Avast Blog

Avast blocked more than 34 million Monero cryptomining attacks in one day

Written by Denis Konopiský | 5 December 2017

On Sunday, December 3rd, we saw a peak in one of our detections, JS:Miner-I, which blocks a cryptocurrency miner that uses the cryptonight algorithm to mine Monero, a popular cryptocurrency. The algorithm is suitable for using PC CPU for mining, and the miner is run using JavaScript. We blocked JS:Miner-I from launching on our users’ PCs, preventing 34.7 million attacks in just one day. The extreme peak wasn’t the only thing that caught our attention; all the detections were launched within Google’s Chrome browser.

Cryptocurrencies are trending and with the rise in popularity has come a rise in its mining. Cryptomining partly determines currency value, however, mining can be expensive, as it requires high amounts of processing power, which can be achieved through huge server farms. Constructing and maintaining the infrastructure, and accessing the electricity necessary to run these farms requires enormous financial investment. To save on costs, cybercriminals instead resort to using the power of your PC or smartphone to mine, and in many cases, they aren’t asking your permission.
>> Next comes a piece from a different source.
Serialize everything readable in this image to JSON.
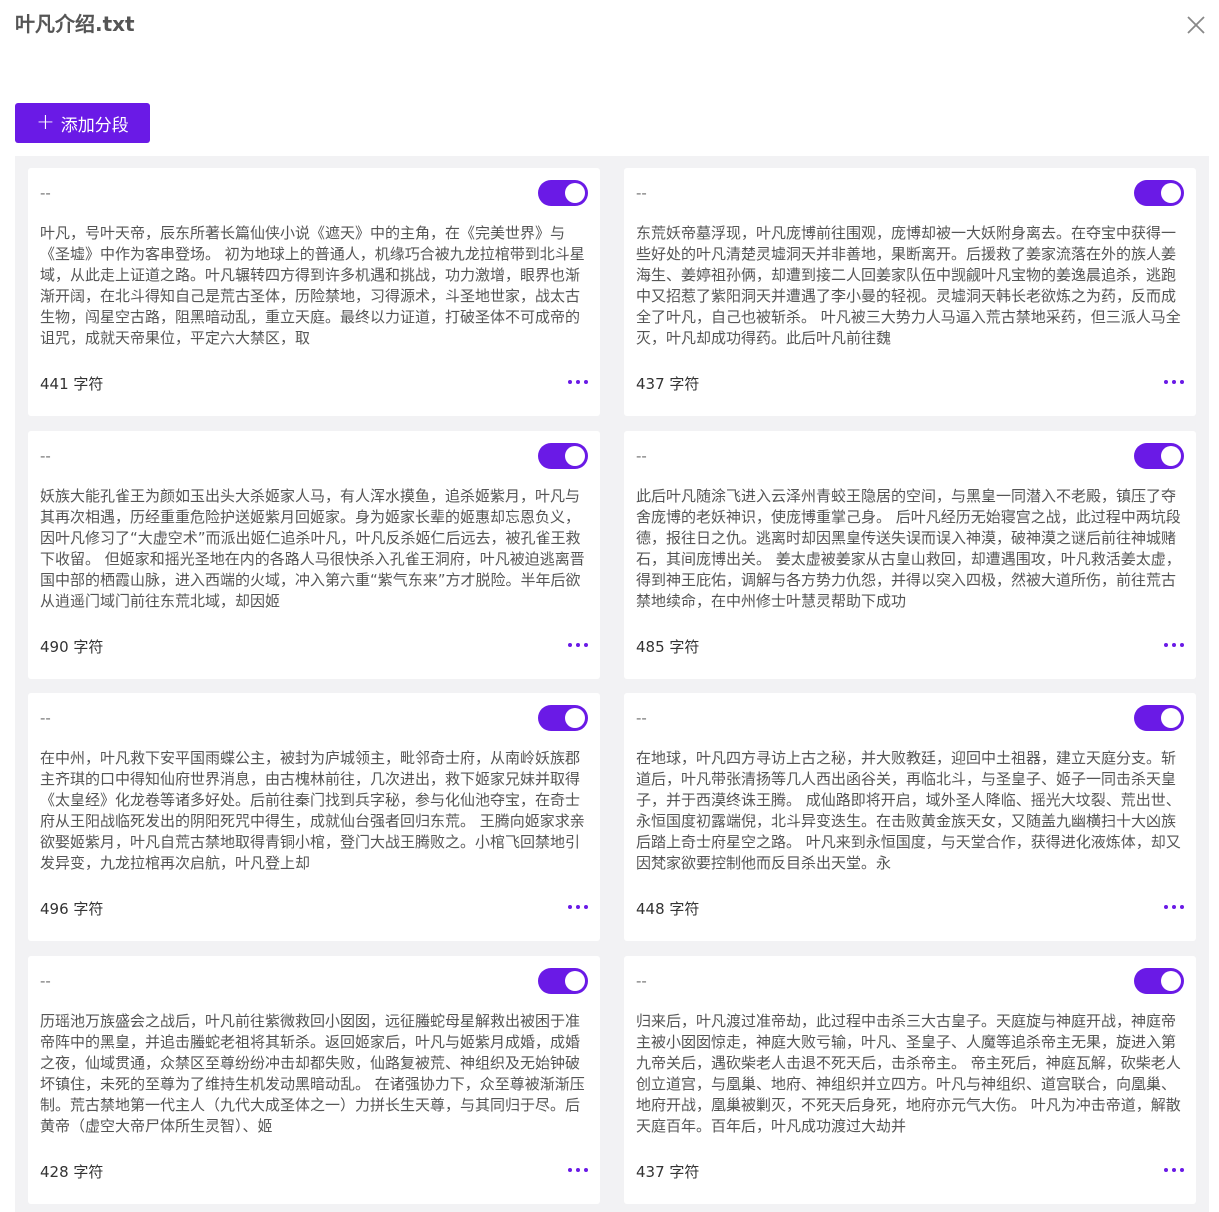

In terms of the cryptomining attack on Sunday, we suspect the Javascript code was injected into a Google Chrome extension, as the files blocked as JS:Miner-I were in Chrome’s blob_storage, which is a folder used by extensions and add-ons to store data. While we cannot say for sure, we believe two things could have happened here: either this is a malicious campaign that was effectively spread, or a popular extension was modified to include the miner.

Nearly 35 million was a huge spike, compared to the number of times we blocked this miner from mining on our users PCs in the days prior, as can be seen in the chart below.

Why Monero?

We have seen several types of cryptomining malware this year, including Adylkuzz which peaked in May, and cryptomining malware that targeted mobile users last month. These examples and the miner that peaked on Sunday have one thing in common: They mine the Monero cryptocurrency. So the question is, why do they all mine Monero and not Bitcoin or any other cryptocurrency?

One reason might be that Monero keeps transactions private, which also comes in handy for the cybercriminals if they want to obscure their activities. Monero uses three different privacy technologies to hide the sender, amount being sent and the recipient, obscuring transaction details. Therefore, Monero has become very popular in general, and its value has grown from under $2 to over $200, which is probably another reason why Monero is the cybercriminals’ currency of choice. While Bitcoin is widely used, it doesn’t keep transactions private and is more difficult to mine compared to Monero, which can be reasonably mined using a browsers’ CPU power.

How to find out if your browser is secretly mining, and what you can do about it

Avast antivirus products detect these embedded miners. In addition, there are a few other strategies you can employ to see if your browser is mining:

  • Check to see what scripts your browser has loaded. If you are registering significant CPU load yet there is only one tab in your browser and you are not running anything that should put significant load on your CPU, then odds are you’re being used to mine cryptocurrency.
  • If you discover that a site you visit is mining, and you use an ad blocker that lets you add additional URLs to their “block” list, add this website to your list.
  • Search the Chrome Web Store—or something similar—for “miner blockers” and see what comes up. Developers have already created ways to automatically detect mining and stop it from occurring.